MONTREAL - Two paintings of Montreal’s St. Patrick’s Basilica bathed in the amber glow of a late winter afternoon serve as something of a muted introduction to the Colours of Jazz, a dynamic exhibition of artwork turning heads in Montreal.
Pixar, the computer animation studio beloved for its kid-friendly fare such as “Finding Nemo” and “Inside Out,” is not known for taking on religious themes.
Editor’s note: Launched almost 30 years ago as a project at Toronto’s St. Michael’s College School, the Out of the Cold program is a remarkable story of Christian outreach that last winter provided food and shelter to more than 12,000 homeless men and women. That success is celebrated in a just-released book by Catholic Register associate editor Michael Swan.

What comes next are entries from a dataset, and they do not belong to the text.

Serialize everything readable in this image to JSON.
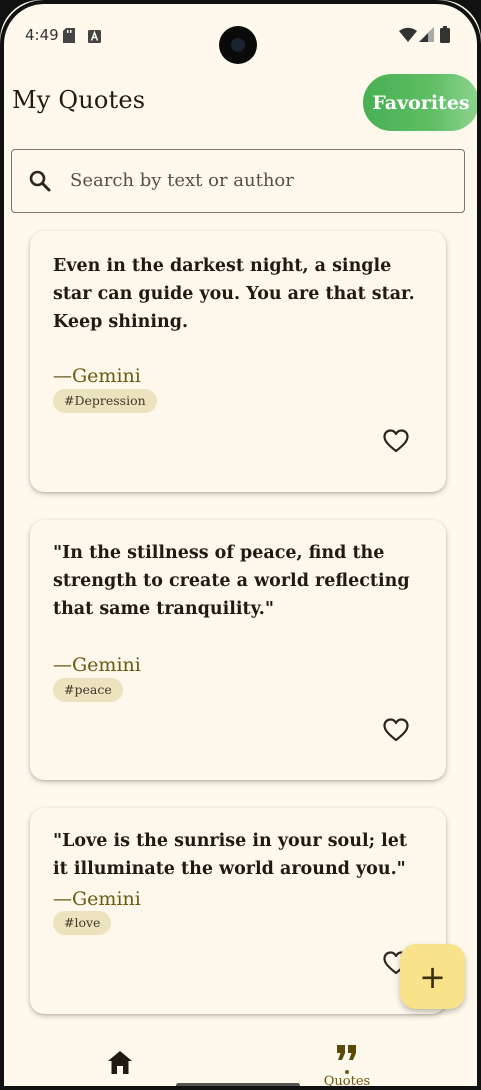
{
  "status_bar": {
    "time": "4:49"
  },
  "header": {
    "title": "My Quotes",
    "favorites_label": "Favorites"
  },
  "search": {
    "placeholder": "Search by text or author",
    "value": ""
  },
  "quotes": [
    {
      "text": "Even in the darkest night, a single star can guide you. You are that star. Keep shining.",
      "author": "—Gemini",
      "tag": "#Depression",
      "favorited": false
    },
    {
      "text": "\"In the stillness of peace, find the strength to create a world reflecting that same tranquility.\"",
      "author": "—Gemini",
      "tag": "#peace",
      "favorited": false
    },
    {
      "text": "\"Love is the sunrise in your soul; let it illuminate the world around you.\"",
      "author": "—Gemini",
      "tag": "#love",
      "favorited": false
    }
  ],
  "fab": {
    "label": "+"
  },
  "bottom_nav": {
    "items": [
      {
        "icon": "home-icon",
        "label": "",
        "active": false
      },
      {
        "icon": "quote-icon",
        "label": "Quotes",
        "active": true
      }
    ]
  },
  "colors": {
    "background": "#FEF9EC",
    "accent_green": "#48B054",
    "fab": "#F9E38A",
    "tag_bg": "#EDE2BE",
    "author": "#6b5a10"
  }
}
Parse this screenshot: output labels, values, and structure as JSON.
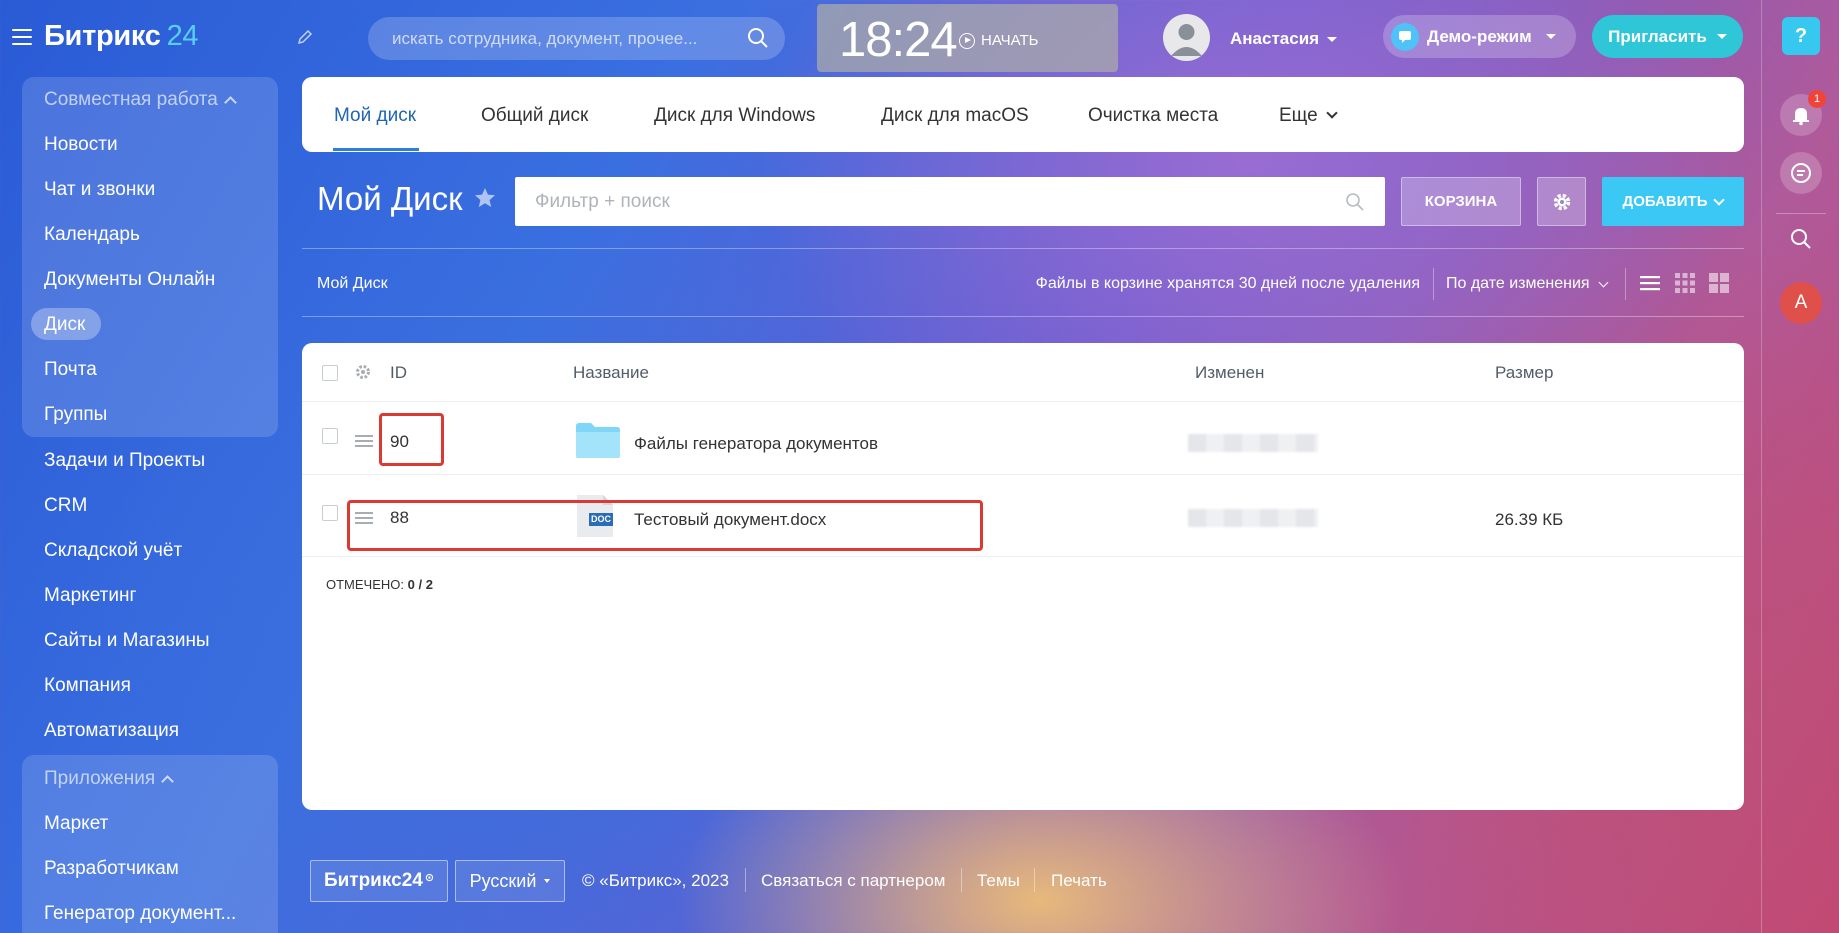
{
  "header": {
    "logo_main": "Битрикс",
    "logo_num": "24",
    "search_placeholder": "искать сотрудника, документ, прочее...",
    "time": "18:24",
    "start_label": "НАЧАТЬ",
    "user_name": "Анастасия",
    "demo_label": "Демо-режим",
    "invite_label": "Пригласить"
  },
  "rail": {
    "help": "?",
    "notif_count": "1",
    "user_initial": "A"
  },
  "sidebar": {
    "group1_title": "Совместная работа",
    "group1_items": [
      "Новости",
      "Чат и звонки",
      "Календарь",
      "Документы Онлайн",
      "Диск",
      "Почта",
      "Группы"
    ],
    "items": [
      "Задачи и Проекты",
      "CRM",
      "Складской учёт",
      "Маркетинг",
      "Сайты и Магазины",
      "Компания",
      "Автоматизация"
    ],
    "group2_title": "Приложения",
    "group2_items": [
      "Маркет",
      "Разработчикам",
      "Генератор документ..."
    ]
  },
  "tabs": [
    "Мой диск",
    "Общий диск",
    "Диск для Windows",
    "Диск для macOS",
    "Очистка места",
    "Еще"
  ],
  "toolbar": {
    "title": "Мой Диск",
    "filter_placeholder": "Фильтр + поиск",
    "trash_label": "КОРЗИНА",
    "add_label": "ДОБАВИТЬ"
  },
  "subbar": {
    "breadcrumb": "Мой Диск",
    "trash_note": "Файлы в корзине хранятся 30 дней после удаления",
    "sort_label": "По дате изменения"
  },
  "table": {
    "headers": {
      "id": "ID",
      "name": "Название",
      "modified": "Изменен",
      "size": "Размер"
    },
    "rows": [
      {
        "id": "90",
        "name": "Файлы генератора документов",
        "type": "folder",
        "size": ""
      },
      {
        "id": "88",
        "name": "Тестовый документ.docx",
        "type": "doc",
        "size": "26.39 КБ"
      }
    ],
    "counter_label": "ОТМЕЧЕНО:",
    "counter_value": "0 / 2",
    "doc_badge": "DOC"
  },
  "footer": {
    "logo": "Битрикс24",
    "lang": "Русский",
    "copyright": "© «Битрикс», 2023",
    "partner": "Связаться с партнером",
    "themes": "Темы",
    "print": "Печать"
  },
  "colors": {
    "accent": "#3bc8f5",
    "highlight": "#d93a33",
    "tab_active": "#2066b0"
  }
}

In this excerpt from Out of the Cold: A history of caring, Swan recounts how the program found a home in one downtown Toronto church.
Teachers of a Nation: Jesuits in English Canada, Jesuit History Series, vol. 1, by Joseph B. Gavin S.J. (Novalis, 288 pages, hardcover, $34.95).
Builders of a Nation: Jesuits in English Canada, Jesuit History Series, vol. 2, Jacques Monet S.J. editor (Novalis, 288 pages, hardcover, $34.95).
Talk of Canada’s Jesuits and their history usually conjures images of St. Jean de Brebeuf and his seven companions martyred in the 17th century at the hands of the Iroquois. Those dramatic events, famously recounted in the Jesuit Relations, would inspire and encourage future generations of the Society of Jesus to missionary work and to the care and feeding of the cult of their martyr-confrères.
The Joke with the Pope contest is over and the winner is … a rabbi.
The Muppets are back — and they’re having a lot of sex.
Over the exactly 500 years since the birth at Florence of Philip Neri, each age has fashioned a portrait of the saint in colours suggested by its own needs, fashions, tastes. There is an Italian baroque Philip, for example, all miracles and raptures and surprises. The Enlightenment gave us Goethe’s anti-establishment, sceptical Philip, while 19th-century Catholic romanticism proposed a pious “reformer from within” for veneration.